Nassim Taleb in his book Anti-Fragile that I will soon post on, is very keen on the Roman Philosopher and Stoic Seneca, and so I thought it time we did a one of our Top Ten Conflict Tips on Seneca

  1. True happiness is to enjoy the present, without anxious dependence upon the future, not to amuse ourselves with either hopes or fears, but to rest satisfied with what we have, which is sufficient, for he that is so wants nothing. The greatest blessings of mankind are within us and within our reach. A wise man is content with his lot, whatever it may be, without wishing for what he has not. 
  2. Religion is regarded by the common people as true, by the wise as false, and by rulers as useful.
  3. No man was ever wise by chance
  4. If a man knows not to which port he sails, no wind is favorable.
  5. Most powerful is he who has himself in his own power.
  6. Wealth is the slave of a wise man. The master of a fool.
  7. They lose the day in expectation of the night, and the night in fear of the dawn.
  8. Leisure without books is death, and burial of a man alive.
  9. Associate with people who are likely to improve you.
  10. We are mad, not only individually but nationally. We check manslaughter and isolated murders, but what of war and the much-vaunted crime of slaughtering whole peoples?

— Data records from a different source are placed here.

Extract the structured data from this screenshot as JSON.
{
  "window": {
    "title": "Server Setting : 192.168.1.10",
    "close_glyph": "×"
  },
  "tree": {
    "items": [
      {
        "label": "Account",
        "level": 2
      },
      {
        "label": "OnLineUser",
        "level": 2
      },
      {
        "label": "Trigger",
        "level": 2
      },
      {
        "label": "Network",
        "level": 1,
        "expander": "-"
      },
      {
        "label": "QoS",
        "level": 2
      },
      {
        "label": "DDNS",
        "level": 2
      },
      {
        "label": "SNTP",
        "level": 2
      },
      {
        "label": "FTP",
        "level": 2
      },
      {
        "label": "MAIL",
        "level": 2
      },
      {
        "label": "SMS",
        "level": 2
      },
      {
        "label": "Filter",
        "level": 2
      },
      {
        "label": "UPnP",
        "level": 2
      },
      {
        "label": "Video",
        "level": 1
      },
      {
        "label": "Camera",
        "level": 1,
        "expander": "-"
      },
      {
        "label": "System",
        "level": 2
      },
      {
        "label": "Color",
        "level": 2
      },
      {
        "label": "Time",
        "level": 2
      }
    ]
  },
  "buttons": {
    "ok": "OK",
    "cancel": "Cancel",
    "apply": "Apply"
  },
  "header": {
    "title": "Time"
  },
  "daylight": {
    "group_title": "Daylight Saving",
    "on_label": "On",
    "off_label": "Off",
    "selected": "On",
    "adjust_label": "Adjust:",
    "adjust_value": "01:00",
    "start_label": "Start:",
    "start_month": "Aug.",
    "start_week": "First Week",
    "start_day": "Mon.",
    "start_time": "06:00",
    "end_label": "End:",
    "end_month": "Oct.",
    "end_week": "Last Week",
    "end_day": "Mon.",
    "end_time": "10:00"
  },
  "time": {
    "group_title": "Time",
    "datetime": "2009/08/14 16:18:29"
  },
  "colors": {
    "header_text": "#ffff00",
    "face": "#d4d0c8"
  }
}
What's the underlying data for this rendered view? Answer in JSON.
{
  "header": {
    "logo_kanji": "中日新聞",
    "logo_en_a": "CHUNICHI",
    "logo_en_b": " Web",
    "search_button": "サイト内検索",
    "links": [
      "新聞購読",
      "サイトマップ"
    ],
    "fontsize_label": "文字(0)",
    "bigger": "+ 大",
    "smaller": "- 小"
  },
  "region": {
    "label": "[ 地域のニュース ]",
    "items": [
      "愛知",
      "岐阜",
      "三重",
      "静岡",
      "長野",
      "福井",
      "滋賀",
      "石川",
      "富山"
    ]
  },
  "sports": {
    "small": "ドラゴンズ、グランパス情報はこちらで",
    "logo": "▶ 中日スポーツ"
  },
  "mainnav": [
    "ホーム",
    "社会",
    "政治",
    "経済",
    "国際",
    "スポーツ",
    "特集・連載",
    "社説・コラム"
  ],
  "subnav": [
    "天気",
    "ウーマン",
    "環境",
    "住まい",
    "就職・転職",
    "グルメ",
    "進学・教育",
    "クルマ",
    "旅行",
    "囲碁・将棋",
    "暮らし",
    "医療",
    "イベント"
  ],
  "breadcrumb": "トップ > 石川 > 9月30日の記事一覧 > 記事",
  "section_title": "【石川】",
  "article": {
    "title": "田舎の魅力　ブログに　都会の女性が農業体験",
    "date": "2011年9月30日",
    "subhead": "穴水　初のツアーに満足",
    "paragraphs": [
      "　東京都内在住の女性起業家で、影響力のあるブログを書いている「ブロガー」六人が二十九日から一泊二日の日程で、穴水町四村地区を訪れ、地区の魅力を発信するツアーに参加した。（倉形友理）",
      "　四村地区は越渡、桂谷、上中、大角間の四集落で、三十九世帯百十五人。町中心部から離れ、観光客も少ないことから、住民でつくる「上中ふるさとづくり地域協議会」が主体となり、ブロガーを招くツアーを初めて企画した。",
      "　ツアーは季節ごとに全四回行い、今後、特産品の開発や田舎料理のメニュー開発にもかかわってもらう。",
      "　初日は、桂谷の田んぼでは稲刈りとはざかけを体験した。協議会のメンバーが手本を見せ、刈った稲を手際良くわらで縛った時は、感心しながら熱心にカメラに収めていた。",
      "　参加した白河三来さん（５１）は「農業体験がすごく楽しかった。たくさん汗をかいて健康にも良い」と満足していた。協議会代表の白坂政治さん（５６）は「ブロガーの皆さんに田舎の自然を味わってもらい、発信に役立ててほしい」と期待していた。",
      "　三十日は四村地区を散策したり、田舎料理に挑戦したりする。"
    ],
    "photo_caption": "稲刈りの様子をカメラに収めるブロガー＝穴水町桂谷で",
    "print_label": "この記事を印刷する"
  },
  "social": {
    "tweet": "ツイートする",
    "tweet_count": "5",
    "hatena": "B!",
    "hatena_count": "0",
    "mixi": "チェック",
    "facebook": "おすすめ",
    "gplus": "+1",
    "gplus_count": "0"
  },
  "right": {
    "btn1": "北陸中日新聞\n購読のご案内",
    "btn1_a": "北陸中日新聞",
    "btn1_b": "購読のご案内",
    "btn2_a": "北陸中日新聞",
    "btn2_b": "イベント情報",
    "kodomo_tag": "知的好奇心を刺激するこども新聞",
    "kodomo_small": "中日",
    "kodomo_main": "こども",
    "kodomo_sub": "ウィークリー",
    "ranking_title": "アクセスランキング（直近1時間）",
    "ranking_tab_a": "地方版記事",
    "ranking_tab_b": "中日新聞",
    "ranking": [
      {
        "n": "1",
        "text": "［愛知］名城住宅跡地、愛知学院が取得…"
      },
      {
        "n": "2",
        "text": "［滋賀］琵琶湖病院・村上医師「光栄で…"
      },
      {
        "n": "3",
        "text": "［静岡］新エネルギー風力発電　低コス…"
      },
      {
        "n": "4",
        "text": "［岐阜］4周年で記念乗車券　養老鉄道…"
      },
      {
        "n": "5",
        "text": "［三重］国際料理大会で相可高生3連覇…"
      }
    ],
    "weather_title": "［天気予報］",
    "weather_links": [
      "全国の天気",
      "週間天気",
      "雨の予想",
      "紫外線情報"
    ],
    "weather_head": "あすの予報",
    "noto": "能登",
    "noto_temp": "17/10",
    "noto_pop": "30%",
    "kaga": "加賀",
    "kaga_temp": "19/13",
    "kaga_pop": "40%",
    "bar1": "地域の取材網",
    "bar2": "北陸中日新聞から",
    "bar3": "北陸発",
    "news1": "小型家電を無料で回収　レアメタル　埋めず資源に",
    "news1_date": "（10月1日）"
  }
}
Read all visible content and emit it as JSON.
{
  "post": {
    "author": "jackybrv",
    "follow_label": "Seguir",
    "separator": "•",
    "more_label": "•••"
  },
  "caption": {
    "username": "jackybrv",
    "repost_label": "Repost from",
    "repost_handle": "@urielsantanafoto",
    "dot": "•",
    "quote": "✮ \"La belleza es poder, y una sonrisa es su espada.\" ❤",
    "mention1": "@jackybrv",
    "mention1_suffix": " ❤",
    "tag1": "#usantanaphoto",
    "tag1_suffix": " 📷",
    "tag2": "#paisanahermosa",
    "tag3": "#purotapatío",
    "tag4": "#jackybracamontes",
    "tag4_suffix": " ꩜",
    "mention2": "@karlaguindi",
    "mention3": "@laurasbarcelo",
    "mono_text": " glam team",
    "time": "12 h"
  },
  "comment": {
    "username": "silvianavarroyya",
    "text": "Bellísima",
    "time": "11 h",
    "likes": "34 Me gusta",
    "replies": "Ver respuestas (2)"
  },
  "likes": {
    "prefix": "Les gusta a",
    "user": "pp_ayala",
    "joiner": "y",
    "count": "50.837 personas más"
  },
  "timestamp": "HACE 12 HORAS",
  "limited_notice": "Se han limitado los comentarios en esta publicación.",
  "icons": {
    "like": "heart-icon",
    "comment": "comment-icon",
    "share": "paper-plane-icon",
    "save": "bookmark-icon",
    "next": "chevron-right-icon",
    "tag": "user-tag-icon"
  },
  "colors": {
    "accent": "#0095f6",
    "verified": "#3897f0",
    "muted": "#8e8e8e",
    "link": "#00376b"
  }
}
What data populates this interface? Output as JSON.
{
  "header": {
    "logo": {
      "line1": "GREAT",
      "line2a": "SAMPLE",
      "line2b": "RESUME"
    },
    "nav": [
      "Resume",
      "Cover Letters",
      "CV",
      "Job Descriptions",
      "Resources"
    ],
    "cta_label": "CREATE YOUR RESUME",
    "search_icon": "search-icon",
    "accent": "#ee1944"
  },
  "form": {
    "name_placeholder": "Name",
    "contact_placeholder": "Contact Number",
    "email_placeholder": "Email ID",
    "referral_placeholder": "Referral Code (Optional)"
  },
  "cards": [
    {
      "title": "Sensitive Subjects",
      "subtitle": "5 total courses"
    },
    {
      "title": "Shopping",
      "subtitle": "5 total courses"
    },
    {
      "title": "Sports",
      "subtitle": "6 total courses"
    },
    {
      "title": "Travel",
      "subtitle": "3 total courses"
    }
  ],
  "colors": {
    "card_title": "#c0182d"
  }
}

See also: http://en.wikipedia.org/wiki/Seneca_the_Younger

File:Duble herma of Socrates and Seneca Antikensammlung Berlin 07.jpg

True happiness is… to enjoy the present, without anxious dependence upon the future
Read more at http://www.brainyquote.com/quotes/quotes/l/luciusanna121552.html#hPLFR03buWBoWFIB.99
True happiness is… to enjoy the present, without anxious dependence upon the future
Read more at http://www.brainyquote.com/quotes/quotes/l/luciusanna121552.html#hPLFR03buWBoWFIB.99
Posted in Conflict History, Philosophy of Conflict, Religious Conflict, Top Ten Conflict Tips from Great Thinkers, Ways to handle conflict | Tagged , | Leave a comment